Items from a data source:
= = = = = = =
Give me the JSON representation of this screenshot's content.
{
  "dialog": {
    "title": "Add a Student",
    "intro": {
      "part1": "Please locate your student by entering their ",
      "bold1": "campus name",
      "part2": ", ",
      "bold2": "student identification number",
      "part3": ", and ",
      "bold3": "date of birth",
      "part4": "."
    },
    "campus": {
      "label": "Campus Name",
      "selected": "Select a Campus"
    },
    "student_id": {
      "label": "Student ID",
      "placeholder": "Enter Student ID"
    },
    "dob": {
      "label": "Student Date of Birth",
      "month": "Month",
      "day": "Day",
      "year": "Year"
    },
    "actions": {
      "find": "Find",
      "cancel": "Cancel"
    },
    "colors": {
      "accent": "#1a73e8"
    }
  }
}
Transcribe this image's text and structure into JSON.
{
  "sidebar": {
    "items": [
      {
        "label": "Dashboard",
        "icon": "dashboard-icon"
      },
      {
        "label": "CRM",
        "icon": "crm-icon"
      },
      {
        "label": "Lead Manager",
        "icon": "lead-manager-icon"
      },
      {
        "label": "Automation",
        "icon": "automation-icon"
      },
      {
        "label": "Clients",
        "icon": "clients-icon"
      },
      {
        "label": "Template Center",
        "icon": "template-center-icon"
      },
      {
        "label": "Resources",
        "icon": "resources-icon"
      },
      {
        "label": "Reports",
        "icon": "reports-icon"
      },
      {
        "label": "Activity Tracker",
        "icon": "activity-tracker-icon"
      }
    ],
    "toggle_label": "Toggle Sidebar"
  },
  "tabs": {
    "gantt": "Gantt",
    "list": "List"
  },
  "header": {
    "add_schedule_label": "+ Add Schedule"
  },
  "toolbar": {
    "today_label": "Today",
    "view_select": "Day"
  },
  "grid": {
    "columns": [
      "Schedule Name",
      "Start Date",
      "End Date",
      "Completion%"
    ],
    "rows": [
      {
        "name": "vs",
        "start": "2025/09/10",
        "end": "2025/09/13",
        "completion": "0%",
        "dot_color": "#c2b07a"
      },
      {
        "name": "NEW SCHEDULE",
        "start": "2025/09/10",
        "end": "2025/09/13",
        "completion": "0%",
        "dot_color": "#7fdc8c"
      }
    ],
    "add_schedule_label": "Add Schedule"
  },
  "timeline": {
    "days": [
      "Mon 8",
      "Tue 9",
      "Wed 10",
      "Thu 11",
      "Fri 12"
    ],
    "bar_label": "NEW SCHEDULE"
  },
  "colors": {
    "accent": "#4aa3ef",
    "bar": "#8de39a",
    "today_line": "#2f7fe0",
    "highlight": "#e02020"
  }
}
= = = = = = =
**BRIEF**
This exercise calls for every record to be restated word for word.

**WORKED SOLUTION**
Give me the JSON representation of this screenshot's content.
{
  "dialog": {
    "title": "Add a Student",
    "intro": {
      "part1": "Please locate your student by entering their ",
      "bold1": "campus name",
      "part2": ", ",
      "bold2": "student identification number",
      "part3": ", and ",
      "bold3": "date of birth",
      "part4": "."
    },
    "campus": {
      "label": "Campus Name",
      "selected": "Select a Campus"
    },
    "student_id": {
      "label": "Student ID",
      "placeholder": "Enter Student ID"
    },
    "dob": {
      "label": "Student Date of Birth",
      "month": "Month",
      "day": "Day",
      "year": "Year"
    },
    "actions": {
      "find": "Find",
      "cancel": "Cancel"
    },
    "colors": {
      "accent": "#1a73e8"
    }
  }
}
Transcribe this image's text and structure into JSON.
{
  "sidebar": {
    "items": [
      {
        "label": "Dashboard",
        "icon": "dashboard-icon"
      },
      {
        "label": "CRM",
        "icon": "crm-icon"
      },
      {
        "label": "Lead Manager",
        "icon": "lead-manager-icon"
      },
      {
        "label": "Automation",
        "icon": "automation-icon"
      },
      {
        "label": "Clients",
        "icon": "clients-icon"
      },
      {
        "label": "Template Center",
        "icon": "template-center-icon"
      },
      {
        "label": "Resources",
        "icon": "resources-icon"
      },
      {
        "label": "Reports",
        "icon": "reports-icon"
      },
      {
        "label": "Activity Tracker",
        "icon": "activity-tracker-icon"
      }
    ],
    "toggle_label": "Toggle Sidebar"
  },
  "tabs": {
    "gantt": "Gantt",
    "list": "List"
  },
  "header": {
    "add_schedule_label": "+ Add Schedule"
  },
  "toolbar": {
    "today_label": "Today",
    "view_select": "Day"
  },
  "grid": {
    "columns": [
      "Schedule Name",
      "Start Date",
      "End Date",
      "Completion%"
    ],
    "rows": [
      {
        "name": "vs",
        "start": "2025/09/10",
        "end": "2025/09/13",
        "completion": "0%",
        "dot_color": "#c2b07a"
      },
      {
        "name": "NEW SCHEDULE",
        "start": "2025/09/10",
        "end": "2025/09/13",
        "completion": "0%",
        "dot_color": "#7fdc8c"
      }
    ],
    "add_schedule_label": "Add Schedule"
  },
  "timeline": {
    "days": [
      "Mon 8",
      "Tue 9",
      "Wed 10",
      "Thu 11",
      "Fri 12"
    ],
    "bar_label": "NEW SCHEDULE"
  },
  "colors": {
    "accent": "#4aa3ef",
    "bar": "#8de39a",
    "today_line": "#2f7fe0",
    "highlight": "#e02020"
  }
}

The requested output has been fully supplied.